**** INPUT MATERIAL

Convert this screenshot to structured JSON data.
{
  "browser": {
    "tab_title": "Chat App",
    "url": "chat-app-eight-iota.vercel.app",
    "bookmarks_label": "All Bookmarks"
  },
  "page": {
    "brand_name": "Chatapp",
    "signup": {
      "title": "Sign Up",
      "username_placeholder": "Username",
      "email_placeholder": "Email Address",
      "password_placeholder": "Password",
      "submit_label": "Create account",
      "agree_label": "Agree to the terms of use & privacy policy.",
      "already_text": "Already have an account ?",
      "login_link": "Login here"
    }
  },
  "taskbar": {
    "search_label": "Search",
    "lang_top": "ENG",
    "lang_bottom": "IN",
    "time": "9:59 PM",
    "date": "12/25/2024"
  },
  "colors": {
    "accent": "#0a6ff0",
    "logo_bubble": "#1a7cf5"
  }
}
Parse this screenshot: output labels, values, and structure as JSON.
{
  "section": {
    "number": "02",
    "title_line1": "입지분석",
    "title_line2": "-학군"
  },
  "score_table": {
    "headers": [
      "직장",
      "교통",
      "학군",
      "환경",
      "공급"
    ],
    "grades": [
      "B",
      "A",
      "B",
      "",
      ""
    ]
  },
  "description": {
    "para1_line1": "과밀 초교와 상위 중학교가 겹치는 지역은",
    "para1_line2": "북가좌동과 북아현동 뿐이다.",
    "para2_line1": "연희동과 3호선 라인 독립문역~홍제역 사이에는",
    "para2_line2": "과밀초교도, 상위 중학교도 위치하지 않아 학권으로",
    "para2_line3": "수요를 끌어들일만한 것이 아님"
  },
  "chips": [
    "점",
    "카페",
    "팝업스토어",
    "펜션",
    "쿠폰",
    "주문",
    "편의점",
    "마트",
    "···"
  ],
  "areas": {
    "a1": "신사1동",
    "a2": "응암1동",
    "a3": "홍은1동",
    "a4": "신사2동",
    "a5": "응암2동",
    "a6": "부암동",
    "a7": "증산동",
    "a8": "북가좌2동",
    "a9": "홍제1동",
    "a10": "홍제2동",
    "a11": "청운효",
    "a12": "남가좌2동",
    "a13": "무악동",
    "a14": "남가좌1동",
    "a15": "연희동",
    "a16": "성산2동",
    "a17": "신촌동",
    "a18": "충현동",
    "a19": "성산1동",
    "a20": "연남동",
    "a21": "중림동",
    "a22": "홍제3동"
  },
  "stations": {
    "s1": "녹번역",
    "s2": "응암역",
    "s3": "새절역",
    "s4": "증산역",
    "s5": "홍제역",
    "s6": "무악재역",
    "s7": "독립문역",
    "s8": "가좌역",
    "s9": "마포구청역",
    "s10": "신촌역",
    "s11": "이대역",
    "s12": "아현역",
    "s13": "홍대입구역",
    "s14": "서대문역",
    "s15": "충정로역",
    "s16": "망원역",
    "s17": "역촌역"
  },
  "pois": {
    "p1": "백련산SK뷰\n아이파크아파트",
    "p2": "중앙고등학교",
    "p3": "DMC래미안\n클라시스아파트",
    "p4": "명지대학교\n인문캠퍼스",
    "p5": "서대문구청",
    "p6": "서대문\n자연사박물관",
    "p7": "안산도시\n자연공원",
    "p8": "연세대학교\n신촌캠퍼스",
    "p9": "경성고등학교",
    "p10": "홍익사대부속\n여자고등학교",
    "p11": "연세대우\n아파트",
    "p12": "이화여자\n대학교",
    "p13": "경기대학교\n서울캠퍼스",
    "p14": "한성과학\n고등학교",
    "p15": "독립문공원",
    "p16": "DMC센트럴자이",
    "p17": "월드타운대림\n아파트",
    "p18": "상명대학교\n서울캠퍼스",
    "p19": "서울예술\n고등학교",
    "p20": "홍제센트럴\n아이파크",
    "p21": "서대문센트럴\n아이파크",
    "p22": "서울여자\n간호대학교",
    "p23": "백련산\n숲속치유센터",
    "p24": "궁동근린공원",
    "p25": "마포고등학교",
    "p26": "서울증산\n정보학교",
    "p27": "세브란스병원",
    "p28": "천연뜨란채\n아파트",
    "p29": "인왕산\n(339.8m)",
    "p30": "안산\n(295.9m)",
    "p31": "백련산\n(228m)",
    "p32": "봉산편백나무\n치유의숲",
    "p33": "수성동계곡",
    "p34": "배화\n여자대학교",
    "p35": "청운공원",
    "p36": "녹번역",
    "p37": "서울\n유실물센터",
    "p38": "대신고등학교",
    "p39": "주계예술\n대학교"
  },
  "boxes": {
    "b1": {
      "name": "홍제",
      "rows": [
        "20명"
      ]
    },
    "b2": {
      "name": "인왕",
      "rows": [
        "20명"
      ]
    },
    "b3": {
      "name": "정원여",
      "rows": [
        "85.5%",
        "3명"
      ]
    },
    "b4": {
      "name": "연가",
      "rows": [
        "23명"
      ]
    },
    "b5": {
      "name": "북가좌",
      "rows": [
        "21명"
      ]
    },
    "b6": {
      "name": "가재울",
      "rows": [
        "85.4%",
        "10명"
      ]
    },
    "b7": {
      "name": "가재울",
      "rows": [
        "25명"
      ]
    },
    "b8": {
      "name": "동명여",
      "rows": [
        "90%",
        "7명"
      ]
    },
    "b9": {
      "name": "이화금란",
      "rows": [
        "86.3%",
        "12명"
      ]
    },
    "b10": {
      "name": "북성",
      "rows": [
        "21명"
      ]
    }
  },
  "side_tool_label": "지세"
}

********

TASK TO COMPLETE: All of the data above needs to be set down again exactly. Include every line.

SOLVED PROBLEM:
Convert this screenshot to structured JSON data.
{
  "browser": {
    "tab_title": "Chat App",
    "url": "chat-app-eight-iota.vercel.app",
    "bookmarks_label": "All Bookmarks"
  },
  "page": {
    "brand_name": "Chatapp",
    "signup": {
      "title": "Sign Up",
      "username_placeholder": "Username",
      "email_placeholder": "Email Address",
      "password_placeholder": "Password",
      "submit_label": "Create account",
      "agree_label": "Agree to the terms of use & privacy policy.",
      "already_text": "Already have an account ?",
      "login_link": "Login here"
    }
  },
  "taskbar": {
    "search_label": "Search",
    "lang_top": "ENG",
    "lang_bottom": "IN",
    "time": "9:59 PM",
    "date": "12/25/2024"
  },
  "colors": {
    "accent": "#0a6ff0",
    "logo_bubble": "#1a7cf5"
  }
}
Parse this screenshot: output labels, values, and structure as JSON.
{
  "section": {
    "number": "02",
    "title_line1": "입지분석",
    "title_line2": "-학군"
  },
  "score_table": {
    "headers": [
      "직장",
      "교통",
      "학군",
      "환경",
      "공급"
    ],
    "grades": [
      "B",
      "A",
      "B",
      "",
      ""
    ]
  },
  "description": {
    "para1_line1": "과밀 초교와 상위 중학교가 겹치는 지역은",
    "para1_line2": "북가좌동과 북아현동 뿐이다.",
    "para2_line1": "연희동과 3호선 라인 독립문역~홍제역 사이에는",
    "para2_line2": "과밀초교도, 상위 중학교도 위치하지 않아 학권으로",
    "para2_line3": "수요를 끌어들일만한 것이 아님"
  },
  "chips": [
    "점",
    "카페",
    "팝업스토어",
    "펜션",
    "쿠폰",
    "주문",
    "편의점",
    "마트",
    "···"
  ],
  "areas": {
    "a1": "신사1동",
    "a2": "응암1동",
    "a3": "홍은1동",
    "a4": "신사2동",
    "a5": "응암2동",
    "a6": "부암동",
    "a7": "증산동",
    "a8": "북가좌2동",
    "a9": "홍제1동",
    "a10": "홍제2동",
    "a11": "청운효",
    "a12": "남가좌2동",
    "a13": "무악동",
    "a14": "남가좌1동",
    "a15": "연희동",
    "a16": "성산2동",
    "a17": "신촌동",
    "a18": "충현동",
    "a19": "성산1동",
    "a20": "연남동",
    "a21": "중림동",
    "a22": "홍제3동"
  },
  "stations": {
    "s1": "녹번역",
    "s2": "응암역",
    "s3": "새절역",
    "s4": "증산역",
    "s5": "홍제역",
    "s6": "무악재역",
    "s7": "독립문역",
    "s8": "가좌역",
    "s9": "마포구청역",
    "s10": "신촌역",
    "s11": "이대역",
    "s12": "아현역",
    "s13": "홍대입구역",
    "s14": "서대문역",
    "s15": "충정로역",
    "s16": "망원역",
    "s17": "역촌역"
  },
  "pois": {
    "p1": "백련산SK뷰\n아이파크아파트",
    "p2": "중앙고등학교",
    "p3": "DMC래미안\n클라시스아파트",
    "p4": "명지대학교\n인문캠퍼스",
    "p5": "서대문구청",
    "p6": "서대문\n자연사박물관",
    "p7": "안산도시\n자연공원",
    "p8": "연세대학교\n신촌캠퍼스",
    "p9": "경성고등학교",
    "p10": "홍익사대부속\n여자고등학교",
    "p11": "연세대우\n아파트",
    "p12": "이화여자\n대학교",
    "p13": "경기대학교\n서울캠퍼스",
    "p14": "한성과학\n고등학교",
    "p15": "독립문공원",
    "p16": "DMC센트럴자이",
    "p17": "월드타운대림\n아파트",
    "p18": "상명대학교\n서울캠퍼스",
    "p19": "서울예술\n고등학교",
    "p20": "홍제센트럴\n아이파크",
    "p21": "서대문센트럴\n아이파크",
    "p22": "서울여자\n간호대학교",
    "p23": "백련산\n숲속치유센터",
    "p24": "궁동근린공원",
    "p25": "마포고등학교",
    "p26": "서울증산\n정보학교",
    "p27": "세브란스병원",
    "p28": "천연뜨란채\n아파트",
    "p29": "인왕산\n(339.8m)",
    "p30": "안산\n(295.9m)",
    "p31": "백련산\n(228m)",
    "p32": "봉산편백나무\n치유의숲",
    "p33": "수성동계곡",
    "p34": "배화\n여자대학교",
    "p35": "청운공원",
    "p36": "녹번역",
    "p37": "서울\n유실물센터",
    "p38": "대신고등학교",
    "p39": "주계예술\n대학교"
  },
  "boxes": {
    "b1": {
      "name": "홍제",
      "rows": [
        "20명"
      ]
    },
    "b2": {
      "name": "인왕",
      "rows": [
        "20명"
      ]
    },
    "b3": {
      "name": "정원여",
      "rows": [
        "85.5%",
        "3명"
      ]
    },
    "b4": {
      "name": "연가",
      "rows": [
        "23명"
      ]
    },
    "b5": {
      "name": "북가좌",
      "rows": [
        "21명"
      ]
    },
    "b6": {
      "name": "가재울",
      "rows": [
        "85.4%",
        "10명"
      ]
    },
    "b7": {
      "name": "가재울",
      "rows": [
        "25명"
      ]
    },
    "b8": {
      "name": "동명여",
      "rows": [
        "90%",
        "7명"
      ]
    },
    "b9": {
      "name": "이화금란",
      "rows": [
        "86.3%",
        "12명"
      ]
    },
    "b10": {
      "name": "북성",
      "rows": [
        "21명"
      ]
    }
  },
  "side_tool_label": "지세"
}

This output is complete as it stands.